A potential buyer looked at your home several times, presented a reasonable offer, and you accepted. Sounds like the perfect scenario, doesn’t it? However, there are times when things are running smoothly and suddenly a home inspection occurs and buyers request a mountain’s worth of repairs, some completely ridiculous. There are some ways that sellers can negotiate unreasonable home repair requests and hopefully not lose the sell.
1. Understand the Difference Between Reasonable and Unreasonable
First, talk to your real estate agent to figure out which of the requests are reasonable and which are unreasonable for your particular situation. For example, if the buyers made an offer on your home already and now want you to replace all the flooring throughout, this is an unreasonable request. They saw the floors before they made their offer, after all. If they were concerned, they probably should have mentioned it in the offer.
However, if the inspector uncovered an electrical issue with one of the electric sockets, and the buyer wants it fixed, this is a reasonable request. The electric socket could be a safety issue that you’d need to fix whether you sold your home or not.
2. Offer an Alternative to a Repair
If you run into a situation where the inspector uncovers a major problem you weren’t aware of, but you don’t have the funds to complete the repair, you could offer an alternative, such as covering closing costs, which can come out of your overall profit at closing. However, it can free up the money the home buyer will need to fix the issue.
Another thing you can offer if there is concern that something might need replaced sooner rather than later (such as a furnace or roof) is to offer to purchase a home warranty for the buyer. This will cost much less than putting in a new furnace but may give them the peace of mind of knowing that if the furnace goes out a month after they move in that it will be replaced without a big cost to them.
3. Understand the Worth of Your Time and Expenses
If a buyer is being truly unreasonable and asking for dozens of minor repairs, then it may be time to reevaluate whether this offer is really worth your time, your real estate agent’s time and any expenses you’re incurring.

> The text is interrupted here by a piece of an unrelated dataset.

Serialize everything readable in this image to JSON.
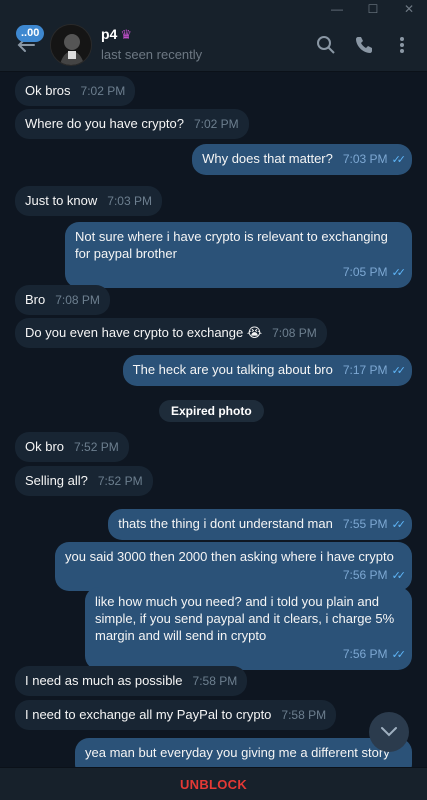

For example, if the buyer asks that you swap out all the vents in the home for wooden ones, replace all the electric and light switch plates with white instead of off-white and paint every room orange, it is probably time to draw the line. The buyer will either stop with the requests or will move on. Either way, you’ll be able to move on as well.
While most home sells go much more smoothly than some of the examples listed above, if you do run into a problem, knowing a dollar amount you’re willing to spend on repairs will help you decide whether or not to move forward.